Included among the quantities Xi are corrections (or correction factors), as well as quantities that take into account other sources of variability, such as different observers, instruments, samples, laboratories, and times at which observations are made (e.g., different days). Thus, the function f of equation (1) should express not simply a physical law but a measurement process, and in particular, it should contain all quantities that can contribute a significant uncertainty to the measurement result.

An estimate of the measurand or output quantity Y, denoted by y, is obtained from equation (1) using input estimates x1, x2, . . . , xN for the values of the N input quantities X1, X2, . . . , XN. Thus, the output estimate y, which is the result of the measurement, is given by

y = f(x1, x2, . . . , xN). (2)

For example, as pointed out in the ISO Guide, if a potential difference V is applied to the terminals of a temperature-dependent resistor that has a resistance R0 at the defined temperature t0 and a linear temperature coefficient of resistance b, the power P (the measurand) dissipated by the resistor at the temperature t depends on V, R0, b, and t according to

P = f(V, R0, b, t) = V2/R0[1 + b(t - t0)]. (3)

Classification of uncertainty components

The uncertainty of the measurement result y arises from the uncertainties u (xi) (or ui for brevity) of the input estimates xi that enter equation (2). Thus, in the example of equation (3), the uncertainty of the estimated value of the power P arises from the uncertainties of the estimated values of the potential difference V, resistance R0, temperature coefficient of resistance b, and temperature t. In general, components of uncertainty may be categorized according to the method used to evaluate them.

    Type A evaluation
    method of evaluation of uncertainty by the statistical analysis of series of observations,

    Type B evaluation
    method of evaluation of uncertainty by means other than the statistical analysis of series of observations.

Representation of uncertainty components

Standard Uncertainty
Each component of uncertainty, however evaluated, is represented by an estimated standard deviation, termed standard uncertainty with suggested symbol ui, and equal to the positive square root of the estimated variance

Standard uncertainty: Type A
An uncertainty component obtained by a Type A evaluation is represented by a statistically estimated standard deviation si, equal to the positive square root of the statistically estimated variance si2, and the associated number of degrees of freedom vi. For such a component the standard uncertainty is ui = si.

Standard uncertainty: Type B
In a similar manner, an uncertainty component obtained by a Type B evaluation is represented by a quantity uj , which may be considered an approximation to the corresponding standard deviation; it is equal to the positive square root of uj2, which may be considered an approximation to the corresponding variance and which is obtained from an assumed probability distribution based on all the available information.

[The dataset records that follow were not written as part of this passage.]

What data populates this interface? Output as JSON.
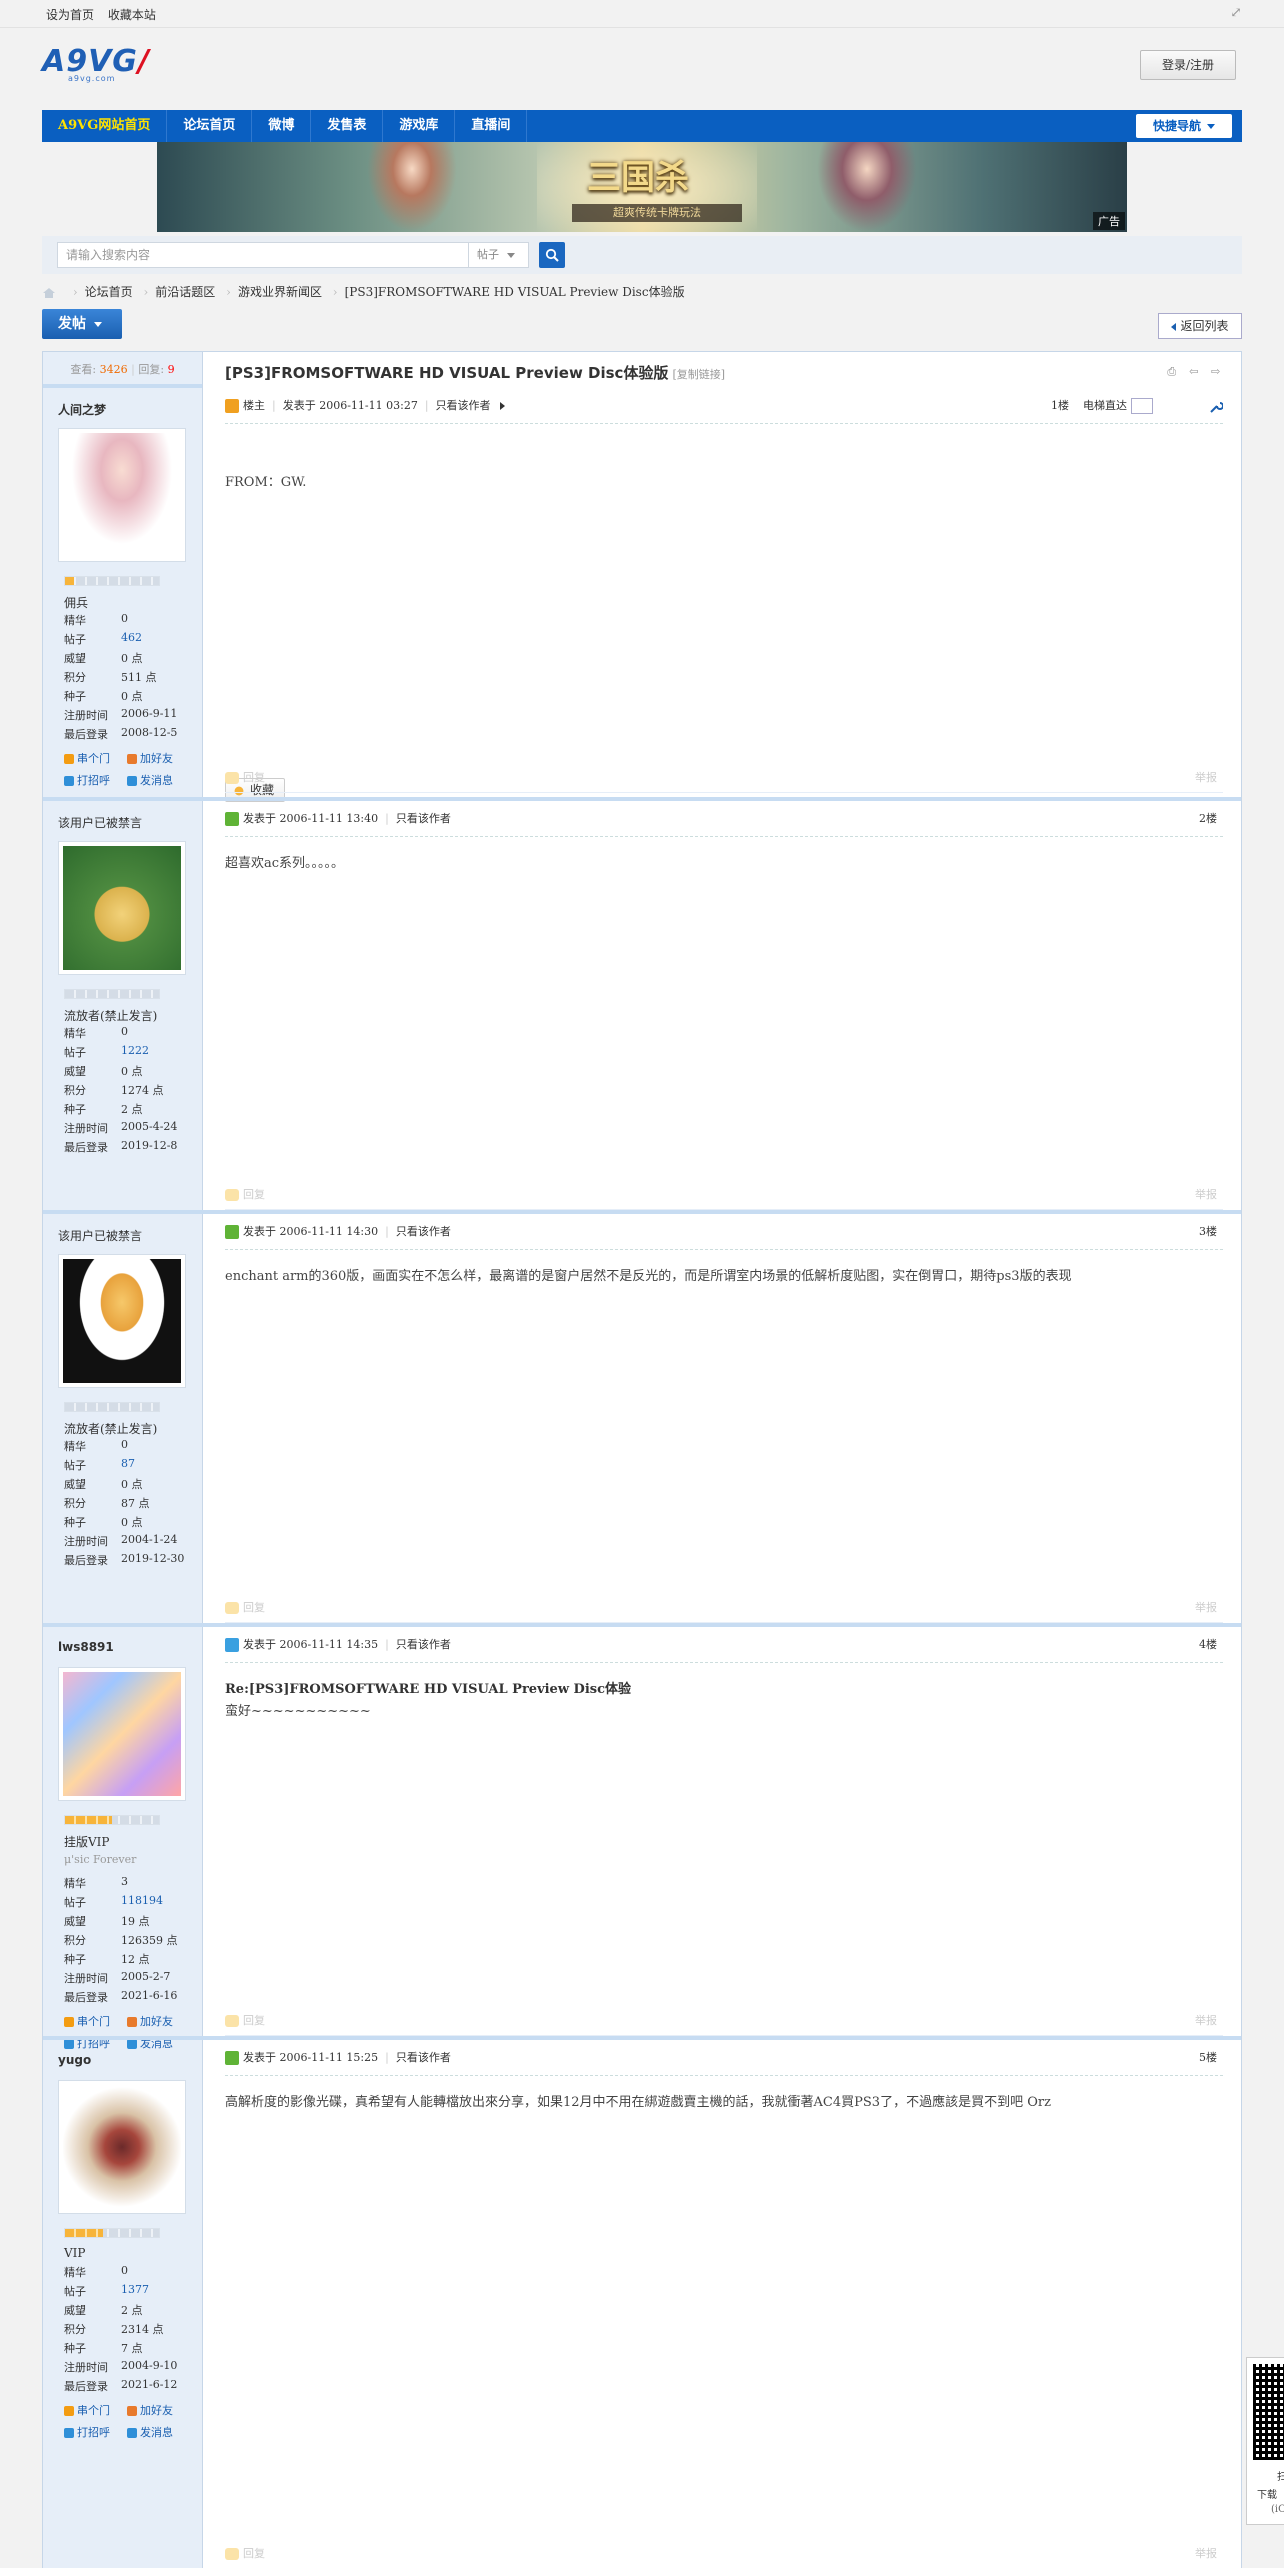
{
  "topbar": {
    "set_home": "设为首页",
    "bookmark": "收藏本站"
  },
  "header": {
    "logo_text": "A9VG",
    "logo_sub": "a9vg.com",
    "login_label": "登录/注册"
  },
  "nav": {
    "items": [
      "A9VG网站首页",
      "论坛首页",
      "微博",
      "发售表",
      "游戏库",
      "直播间"
    ],
    "quick": "快捷导航"
  },
  "banner": {
    "title": "三国杀",
    "subtitle": "超爽传统卡牌玩法",
    "ad_label": "广告"
  },
  "search": {
    "placeholder": "请输入搜索内容",
    "type": "帖子"
  },
  "breadcrumb": [
    "论坛首页",
    "前沿话题区",
    "游戏业界新闻区",
    "[PS3]FROMSOFTWARE HD VISUAL Preview Disc体验版"
  ],
  "buttons": {
    "post": "发帖",
    "back": "返回列表"
  },
  "thread": {
    "views_label": "查看:",
    "views": "3426",
    "replies_label": "回复:",
    "replies": "9",
    "title": "[PS3]FROMSOFTWARE HD VISUAL Preview Disc体验版",
    "copy_link": "[复制链接]"
  },
  "labels": {
    "owner": "楼主",
    "posted_at": "发表于",
    "only_author": "只看该作者",
    "elevator": "电梯直达",
    "reply": "回复",
    "report": "举报",
    "favorite": "收藏",
    "stat_keys": [
      "精华",
      "帖子",
      "威望",
      "积分",
      "种子",
      "注册时间",
      "最后登录"
    ],
    "actions": [
      "串个门",
      "加好友",
      "打招呼",
      "发消息"
    ]
  },
  "posts": [
    {
      "author": "人间之梦",
      "rank": "佣兵",
      "motto": "",
      "stars": 0.1,
      "stats": [
        "0",
        "462",
        "0 点",
        "511 点",
        "0 点",
        "2006-9-11",
        "2008-12-5"
      ],
      "time": "2006-11-11 03:27",
      "floor": "1楼",
      "body": "FROM：GW.",
      "quote_title": ""
    },
    {
      "author": "该用户已被禁言",
      "rank": "流放者(禁止发言)",
      "motto": "",
      "stars": 0,
      "stats": [
        "0",
        "1222",
        "0 点",
        "1274 点",
        "2 点",
        "2005-4-24",
        "2019-12-8"
      ],
      "time": "2006-11-11 13:40",
      "floor": "2楼",
      "body": "超喜欢ac系列。。。。。",
      "quote_title": ""
    },
    {
      "author": "该用户已被禁言",
      "rank": "流放者(禁止发言)",
      "motto": "",
      "stars": 0,
      "stats": [
        "0",
        "87",
        "0 点",
        "87 点",
        "0 点",
        "2004-1-24",
        "2019-12-30"
      ],
      "time": "2006-11-11 14:30",
      "floor": "3楼",
      "body": "enchant arm的360版，画面实在不怎么样，最离谱的是窗户居然不是反光的，而是所谓室内场景的低解析度贴图，实在倒胃口，期待ps3版的表现",
      "quote_title": ""
    },
    {
      "author": "lws8891",
      "rank": "挂版VIP",
      "motto": "μ'sic Forever",
      "stars": 0.5,
      "stats": [
        "3",
        "118194",
        "19 点",
        "126359 点",
        "12 点",
        "2005-2-7",
        "2021-6-16"
      ],
      "time": "2006-11-11 14:35",
      "floor": "4楼",
      "body": "蛮好~~~~~~~~~~~",
      "quote_title": "Re:[PS3]FROMSOFTWARE HD VISUAL Preview Disc体验"
    },
    {
      "author": "yugo",
      "rank": "VIP",
      "motto": "",
      "stars": 0.4,
      "stats": [
        "0",
        "1377",
        "2 点",
        "2314 点",
        "7 点",
        "2004-9-10",
        "2021-6-12"
      ],
      "time": "2006-11-11 15:25",
      "floor": "5楼",
      "body": "高解析度的影像光碟，真希望有人能轉檔放出來分享，如果12月中不用在綁遊戲賣主機的話，我就衝著AC4買PS3了，不過應該是買不到吧 Orz",
      "quote_title": ""
    }
  ],
  "qr": {
    "line1": "扫",
    "line2": "下载",
    "line3": "(iO"
  }
}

Since the quantity uj2 is treated like a variance and uj like a standard deviation, for such a component the standard uncertainty is simply uj.